*** Opening Supplied entries ***

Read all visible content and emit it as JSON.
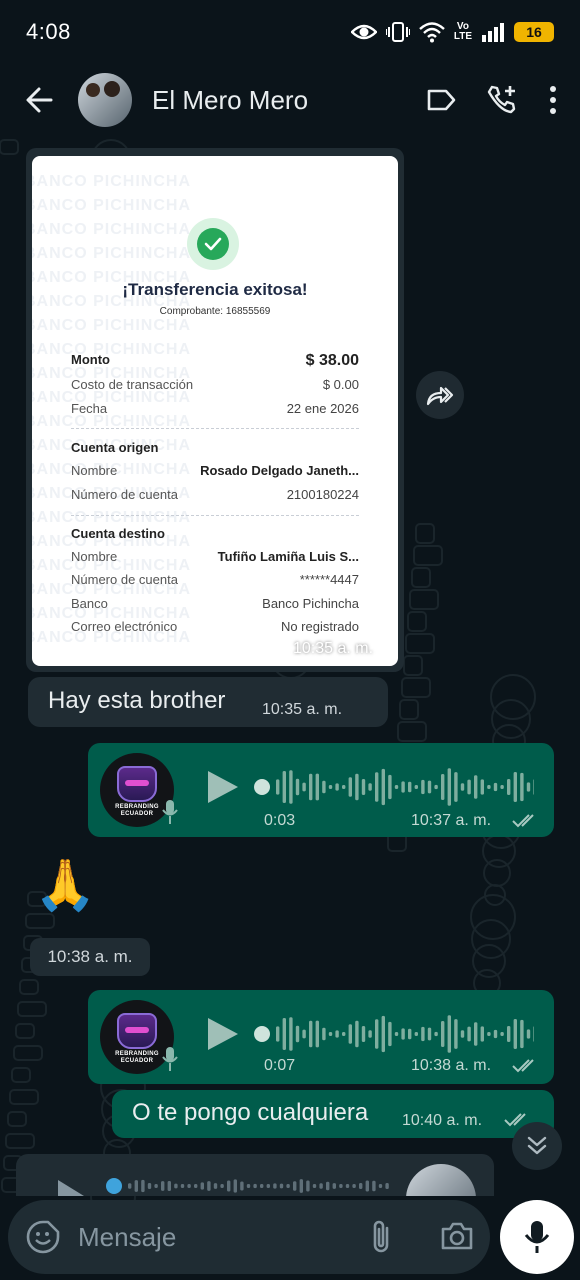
{
  "status_bar": {
    "time": "4:08",
    "network_top": "Vo",
    "network_bottom": "LTE",
    "battery": "16"
  },
  "header": {
    "contact_name": "El Mero Mero"
  },
  "receipt": {
    "watermark": "BANCO PICHINCHA",
    "title": "¡Transferencia exitosa!",
    "comprobante": "Comprobante: 16855569",
    "monto_label": "Monto",
    "monto_value": "$ 38.00",
    "costo_label": "Costo de transacción",
    "costo_value": "$ 0.00",
    "fecha_label": "Fecha",
    "fecha_value": "22 ene 2026",
    "origen_title": "Cuenta origen",
    "origen_nombre_label": "Nombre",
    "origen_nombre_value": "Rosado Delgado Janeth...",
    "origen_cuenta_label": "Número de cuenta",
    "origen_cuenta_value": "2100180224",
    "destino_title": "Cuenta destino",
    "destino_nombre_label": "Nombre",
    "destino_nombre_value": "Tufiño  Lamiña Luis S...",
    "destino_cuenta_label": "Número de cuenta",
    "destino_cuenta_value": "******4447",
    "banco_label": "Banco",
    "banco_value": "Banco Pichincha",
    "correo_label": "Correo electrónico",
    "correo_value": "No registrado",
    "time": "10:35 a. m."
  },
  "messages": {
    "m1_text": "Hay esta brother",
    "m1_time": "10:35 a. m.",
    "vn1_duration": "0:03",
    "vn1_time": "10:37 a. m.",
    "emoji": "🙏",
    "emoji_time": "10:38 a. m.",
    "vn2_duration": "0:07",
    "vn2_time": "10:38 a. m.",
    "m2_text": "O te pongo cualquiera",
    "m2_time": "10:40 a. m."
  },
  "voice_avatar": {
    "line1": "REBRANDING",
    "line2": "ECUADOR"
  },
  "composer": {
    "placeholder": "Mensaje"
  },
  "colors": {
    "outgoing": "#005c4b",
    "incoming": "#202c33",
    "background": "#0b141a",
    "read_tick": "#a8c9c1"
  }
}
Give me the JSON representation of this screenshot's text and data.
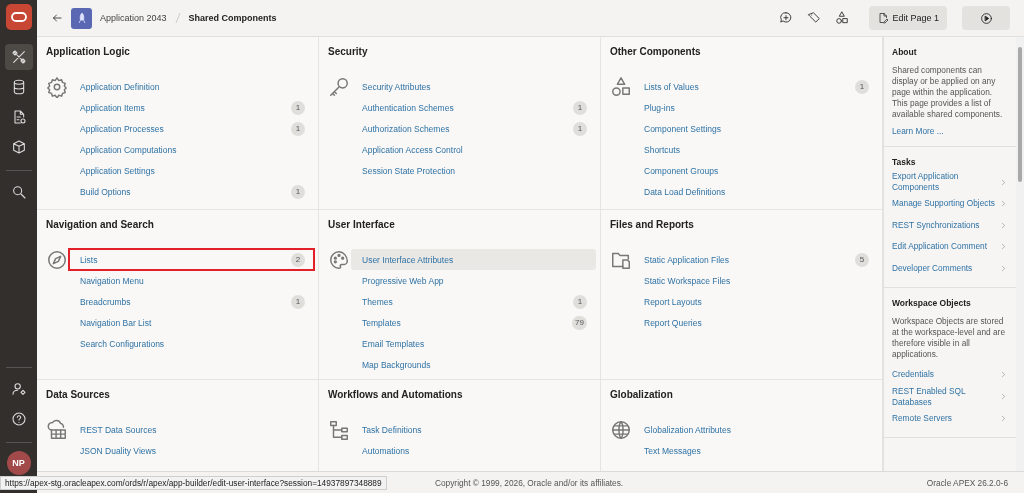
{
  "rail_items": [
    {
      "selected": true
    },
    {
      "selected": false
    },
    {
      "selected": false
    },
    {
      "selected": false
    },
    {
      "selected": false
    },
    {
      "selected": false
    },
    {
      "selected": false
    }
  ],
  "avatar": "NP",
  "header": {
    "app_name": "Application 2043",
    "page_title": "Shared Components",
    "edit_button": "Edit Page 1"
  },
  "sections": [
    {
      "title": "Application Logic",
      "items": [
        {
          "label": "Application Definition",
          "selected": false,
          "outlined": false
        },
        {
          "label": "Application Items",
          "count": "1",
          "selected": false,
          "outlined": false
        },
        {
          "label": "Application Processes",
          "count": "1",
          "selected": false,
          "outlined": false
        },
        {
          "label": "Application Computations",
          "selected": false,
          "outlined": false
        },
        {
          "label": "Application Settings",
          "selected": false,
          "outlined": false
        },
        {
          "label": "Build Options",
          "count": "1",
          "selected": false,
          "outlined": false
        }
      ]
    },
    {
      "title": "Security",
      "items": [
        {
          "label": "Security Attributes",
          "selected": false,
          "outlined": false
        },
        {
          "label": "Authentication Schemes",
          "count": "1",
          "selected": false,
          "outlined": false
        },
        {
          "label": "Authorization Schemes",
          "count": "1",
          "selected": false,
          "outlined": false
        },
        {
          "label": "Application Access Control",
          "selected": false,
          "outlined": false
        },
        {
          "label": "Session State Protection",
          "selected": false,
          "outlined": false
        }
      ]
    },
    {
      "title": "Other Components",
      "items": [
        {
          "label": "Lists of Values",
          "count": "1",
          "selected": false,
          "outlined": false
        },
        {
          "label": "Plug-ins",
          "selected": false,
          "outlined": false
        },
        {
          "label": "Component Settings",
          "selected": false,
          "outlined": false
        },
        {
          "label": "Shortcuts",
          "selected": false,
          "outlined": false
        },
        {
          "label": "Component Groups",
          "selected": false,
          "outlined": false
        },
        {
          "label": "Data Load Definitions",
          "selected": false,
          "outlined": false
        }
      ]
    },
    {
      "title": "Navigation and Search",
      "items": [
        {
          "label": "Lists",
          "count": "2",
          "selected": false,
          "outlined": true
        },
        {
          "label": "Navigation Menu",
          "selected": false,
          "outlined": false
        },
        {
          "label": "Breadcrumbs",
          "count": "1",
          "selected": false,
          "outlined": false
        },
        {
          "label": "Navigation Bar List",
          "selected": false,
          "outlined": false
        },
        {
          "label": "Search Configurations",
          "selected": false,
          "outlined": false
        }
      ]
    },
    {
      "title": "User Interface",
      "items": [
        {
          "label": "User Interface Attributes",
          "selected": true,
          "outlined": false
        },
        {
          "label": "Progressive Web App",
          "selected": false,
          "outlined": false
        },
        {
          "label": "Themes",
          "count": "1",
          "selected": false,
          "outlined": false
        },
        {
          "label": "Templates",
          "count": "79",
          "selected": false,
          "outlined": false
        },
        {
          "label": "Email Templates",
          "selected": false,
          "outlined": false
        },
        {
          "label": "Map Backgrounds",
          "selected": false,
          "outlined": false
        }
      ]
    },
    {
      "title": "Files and Reports",
      "items": [
        {
          "label": "Static Application Files",
          "count": "5",
          "selected": false,
          "outlined": false
        },
        {
          "label": "Static Workspace Files",
          "selected": false,
          "outlined": false
        },
        {
          "label": "Report Layouts",
          "selected": false,
          "outlined": false
        },
        {
          "label": "Report Queries",
          "selected": false,
          "outlined": false
        }
      ]
    },
    {
      "title": "Data Sources",
      "items": [
        {
          "label": "REST Data Sources",
          "selected": false,
          "outlined": false
        },
        {
          "label": "JSON Duality Views",
          "selected": false,
          "outlined": false
        }
      ]
    },
    {
      "title": "Workflows and Automations",
      "items": [
        {
          "label": "Task Definitions",
          "selected": false,
          "outlined": false
        },
        {
          "label": "Automations",
          "selected": false,
          "outlined": false
        }
      ]
    },
    {
      "title": "Globalization",
      "items": [
        {
          "label": "Globalization Attributes",
          "selected": false,
          "outlined": false
        },
        {
          "label": "Text Messages",
          "selected": false,
          "outlined": false
        }
      ]
    }
  ],
  "side_panel": {
    "about": {
      "title": "About",
      "text": "Shared components can display or be applied on any page within the application. This page provides a list of available shared components.",
      "link": "Learn More ..."
    },
    "tasks": {
      "title": "Tasks",
      "items": [
        "Export Application Components",
        "Manage Supporting Objects",
        "REST Synchronizations",
        "Edit Application Comment",
        "Developer Comments"
      ]
    },
    "workspace": {
      "title": "Workspace Objects",
      "text": "Workspace Objects are stored at the workspace-level and are therefore visible in all applications.",
      "items": [
        "Credentials",
        "REST Enabled SQL Databases",
        "Remote Servers"
      ]
    }
  },
  "footer": {
    "copyright": "Copyright © 1999, 2026, Oracle and/or its affiliates.",
    "version": "Oracle APEX 26.2.0-6"
  },
  "status_url": "https://apex-stg.oracleapex.com/ords/r/apex/app-builder/edit-user-interface?session=14937897348889"
}
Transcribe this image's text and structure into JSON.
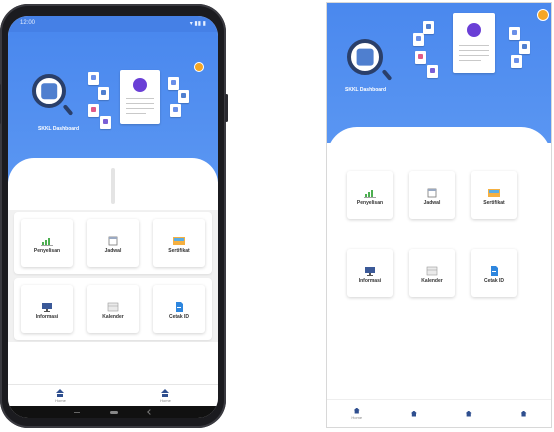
{
  "colors": {
    "header_blue": "#4a88ee",
    "accent_orange": "#f5a623",
    "phone_frame": "#1b1b1f",
    "nav_icon": "#2f4f8f"
  },
  "app": {
    "brand_name": "SKKL Dashboard",
    "time": "12:00",
    "status_icons": "▾ ▮▮ ▮"
  },
  "menu": [
    {
      "label": "Penyelisan",
      "icon": "chart-icon"
    },
    {
      "label": "Jadwal",
      "icon": "calendar-icon"
    },
    {
      "label": "Sertifikat",
      "icon": "certificate-icon"
    },
    {
      "label": "Informasi",
      "icon": "monitor-icon"
    },
    {
      "label": "Kalender",
      "icon": "calendar-grid-icon"
    },
    {
      "label": "Cetak ID",
      "icon": "id-card-icon"
    }
  ],
  "phone_nav": [
    {
      "label": "Home",
      "icon": "home-icon"
    },
    {
      "label": "Home",
      "icon": "home-icon"
    }
  ],
  "tablet_nav": [
    {
      "label": "Home",
      "icon": "home-icon"
    },
    {
      "label": "",
      "icon": "home-icon"
    },
    {
      "label": "",
      "icon": "home-icon"
    },
    {
      "label": "",
      "icon": "home-icon"
    }
  ]
}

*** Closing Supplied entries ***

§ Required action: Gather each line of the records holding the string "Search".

§ Exercise solution:
      "title": "Navigation and Search",
          "label": "Search Configurations",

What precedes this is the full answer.